> _WHAT IS NEEDED_: Could you copy out every line of the data where the word "true" occurs?

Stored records
****************************************
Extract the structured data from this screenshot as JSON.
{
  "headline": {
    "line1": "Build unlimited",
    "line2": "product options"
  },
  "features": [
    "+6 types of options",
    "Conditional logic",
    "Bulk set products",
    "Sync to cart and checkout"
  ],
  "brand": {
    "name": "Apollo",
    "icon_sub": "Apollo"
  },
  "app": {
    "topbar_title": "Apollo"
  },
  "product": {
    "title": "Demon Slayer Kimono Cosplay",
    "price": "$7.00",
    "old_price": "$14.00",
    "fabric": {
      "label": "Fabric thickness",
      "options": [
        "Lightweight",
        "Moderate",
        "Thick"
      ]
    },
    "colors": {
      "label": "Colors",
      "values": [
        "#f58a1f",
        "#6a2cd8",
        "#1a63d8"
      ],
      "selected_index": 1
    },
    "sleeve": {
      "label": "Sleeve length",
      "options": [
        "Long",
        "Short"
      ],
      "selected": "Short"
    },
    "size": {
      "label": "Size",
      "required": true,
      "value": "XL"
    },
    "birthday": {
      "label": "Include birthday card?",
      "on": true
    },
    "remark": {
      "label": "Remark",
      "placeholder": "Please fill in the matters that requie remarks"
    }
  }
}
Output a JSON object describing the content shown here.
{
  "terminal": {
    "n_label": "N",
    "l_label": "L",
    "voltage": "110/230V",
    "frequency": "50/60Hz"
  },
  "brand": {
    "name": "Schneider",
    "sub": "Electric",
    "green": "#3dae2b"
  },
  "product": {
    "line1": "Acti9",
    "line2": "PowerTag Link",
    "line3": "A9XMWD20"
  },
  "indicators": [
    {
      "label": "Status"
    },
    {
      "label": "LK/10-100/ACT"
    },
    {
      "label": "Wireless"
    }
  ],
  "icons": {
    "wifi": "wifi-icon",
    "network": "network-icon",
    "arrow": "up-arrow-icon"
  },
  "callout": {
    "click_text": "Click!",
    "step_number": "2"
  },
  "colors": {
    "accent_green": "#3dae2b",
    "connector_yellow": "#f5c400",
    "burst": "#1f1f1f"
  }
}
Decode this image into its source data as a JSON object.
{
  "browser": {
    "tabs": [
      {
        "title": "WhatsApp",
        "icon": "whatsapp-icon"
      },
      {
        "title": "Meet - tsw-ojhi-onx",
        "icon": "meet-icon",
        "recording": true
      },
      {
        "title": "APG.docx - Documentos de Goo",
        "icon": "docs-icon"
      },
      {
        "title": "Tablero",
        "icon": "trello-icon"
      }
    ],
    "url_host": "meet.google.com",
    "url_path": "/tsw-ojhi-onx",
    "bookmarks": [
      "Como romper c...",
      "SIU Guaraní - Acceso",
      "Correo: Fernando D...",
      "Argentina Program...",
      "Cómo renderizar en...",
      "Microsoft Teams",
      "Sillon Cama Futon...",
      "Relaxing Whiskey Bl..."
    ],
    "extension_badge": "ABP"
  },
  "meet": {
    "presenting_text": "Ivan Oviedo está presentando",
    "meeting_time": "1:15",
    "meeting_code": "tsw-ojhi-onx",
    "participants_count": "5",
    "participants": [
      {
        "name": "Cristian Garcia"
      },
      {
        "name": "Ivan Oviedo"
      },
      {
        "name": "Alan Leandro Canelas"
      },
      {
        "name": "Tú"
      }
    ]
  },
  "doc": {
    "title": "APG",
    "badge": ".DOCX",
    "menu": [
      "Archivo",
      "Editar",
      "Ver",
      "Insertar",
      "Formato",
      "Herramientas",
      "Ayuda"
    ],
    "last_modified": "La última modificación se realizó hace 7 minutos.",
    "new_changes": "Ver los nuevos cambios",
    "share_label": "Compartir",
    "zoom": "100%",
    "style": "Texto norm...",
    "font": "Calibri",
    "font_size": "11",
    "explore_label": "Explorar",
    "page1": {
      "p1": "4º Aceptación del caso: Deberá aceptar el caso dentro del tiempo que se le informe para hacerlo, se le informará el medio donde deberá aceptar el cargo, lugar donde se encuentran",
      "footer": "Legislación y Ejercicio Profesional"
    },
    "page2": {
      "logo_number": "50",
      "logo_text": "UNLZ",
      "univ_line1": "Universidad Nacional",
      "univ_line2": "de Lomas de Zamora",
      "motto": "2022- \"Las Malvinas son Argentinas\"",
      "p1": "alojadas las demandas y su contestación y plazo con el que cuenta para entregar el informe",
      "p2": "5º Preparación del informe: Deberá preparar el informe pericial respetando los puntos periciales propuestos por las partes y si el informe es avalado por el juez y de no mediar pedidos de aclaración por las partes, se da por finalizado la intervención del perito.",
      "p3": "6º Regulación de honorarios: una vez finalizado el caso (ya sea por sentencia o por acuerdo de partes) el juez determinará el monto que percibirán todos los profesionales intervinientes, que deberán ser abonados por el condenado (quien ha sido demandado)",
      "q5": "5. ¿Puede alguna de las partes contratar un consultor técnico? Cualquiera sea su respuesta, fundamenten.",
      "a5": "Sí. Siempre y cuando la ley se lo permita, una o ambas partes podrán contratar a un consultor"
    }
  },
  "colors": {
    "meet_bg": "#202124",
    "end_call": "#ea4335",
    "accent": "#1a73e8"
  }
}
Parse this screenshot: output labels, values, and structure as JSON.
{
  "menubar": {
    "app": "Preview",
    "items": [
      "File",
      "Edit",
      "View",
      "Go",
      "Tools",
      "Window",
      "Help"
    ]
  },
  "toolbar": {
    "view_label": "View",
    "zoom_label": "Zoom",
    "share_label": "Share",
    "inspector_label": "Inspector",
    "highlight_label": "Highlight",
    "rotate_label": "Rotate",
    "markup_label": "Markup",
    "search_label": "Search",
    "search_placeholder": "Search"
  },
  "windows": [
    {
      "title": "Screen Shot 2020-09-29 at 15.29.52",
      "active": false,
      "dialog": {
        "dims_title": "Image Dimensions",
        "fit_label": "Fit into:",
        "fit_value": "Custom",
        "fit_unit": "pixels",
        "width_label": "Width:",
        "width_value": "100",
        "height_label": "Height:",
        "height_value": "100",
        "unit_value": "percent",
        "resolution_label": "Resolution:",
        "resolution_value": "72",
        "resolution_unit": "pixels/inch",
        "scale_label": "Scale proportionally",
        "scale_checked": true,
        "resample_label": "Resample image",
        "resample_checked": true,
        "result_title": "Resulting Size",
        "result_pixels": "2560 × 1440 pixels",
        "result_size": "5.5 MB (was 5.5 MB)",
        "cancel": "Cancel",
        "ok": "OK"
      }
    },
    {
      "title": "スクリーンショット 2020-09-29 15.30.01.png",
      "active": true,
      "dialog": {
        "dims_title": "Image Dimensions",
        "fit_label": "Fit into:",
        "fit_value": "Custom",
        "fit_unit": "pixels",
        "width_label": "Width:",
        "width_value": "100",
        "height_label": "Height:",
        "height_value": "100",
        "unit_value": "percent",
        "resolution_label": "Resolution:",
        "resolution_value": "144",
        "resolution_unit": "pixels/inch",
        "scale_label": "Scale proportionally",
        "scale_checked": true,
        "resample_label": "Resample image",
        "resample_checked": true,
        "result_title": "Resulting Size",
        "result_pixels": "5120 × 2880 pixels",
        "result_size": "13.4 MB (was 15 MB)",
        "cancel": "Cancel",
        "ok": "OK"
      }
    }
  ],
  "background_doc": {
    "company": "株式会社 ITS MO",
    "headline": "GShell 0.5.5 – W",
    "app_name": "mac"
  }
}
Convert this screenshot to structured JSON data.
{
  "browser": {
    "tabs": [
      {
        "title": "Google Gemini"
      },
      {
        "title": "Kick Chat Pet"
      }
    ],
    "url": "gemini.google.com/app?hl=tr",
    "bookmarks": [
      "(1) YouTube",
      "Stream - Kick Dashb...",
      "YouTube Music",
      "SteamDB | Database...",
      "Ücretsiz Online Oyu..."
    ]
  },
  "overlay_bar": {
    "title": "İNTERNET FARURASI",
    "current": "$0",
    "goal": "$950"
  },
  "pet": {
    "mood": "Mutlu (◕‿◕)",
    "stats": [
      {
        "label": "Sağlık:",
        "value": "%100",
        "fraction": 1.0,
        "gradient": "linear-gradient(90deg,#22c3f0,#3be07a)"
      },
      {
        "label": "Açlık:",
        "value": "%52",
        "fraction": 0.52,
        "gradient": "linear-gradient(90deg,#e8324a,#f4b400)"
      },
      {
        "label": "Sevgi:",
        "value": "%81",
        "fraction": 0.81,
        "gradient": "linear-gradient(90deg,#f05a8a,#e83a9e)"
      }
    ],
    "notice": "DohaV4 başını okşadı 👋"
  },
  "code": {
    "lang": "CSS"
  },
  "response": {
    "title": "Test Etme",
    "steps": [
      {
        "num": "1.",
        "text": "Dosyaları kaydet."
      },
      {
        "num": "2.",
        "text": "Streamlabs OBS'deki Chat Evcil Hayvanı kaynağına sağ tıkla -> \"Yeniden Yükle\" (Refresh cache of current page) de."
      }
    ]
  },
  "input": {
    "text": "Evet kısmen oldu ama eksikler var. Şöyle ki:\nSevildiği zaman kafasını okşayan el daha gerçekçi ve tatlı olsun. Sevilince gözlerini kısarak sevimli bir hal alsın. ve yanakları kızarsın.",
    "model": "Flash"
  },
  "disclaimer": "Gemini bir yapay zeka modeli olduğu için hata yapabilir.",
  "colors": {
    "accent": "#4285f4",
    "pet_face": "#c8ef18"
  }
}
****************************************
> _RESPONSE FOR THIS EXERCISE_:
      "required": true,
      "on": true
        "recording": true
        "scale_checked": true,
        "resample_checked": true,
      "active": true,
        "scale_checked": true,
        "resample_checked": true,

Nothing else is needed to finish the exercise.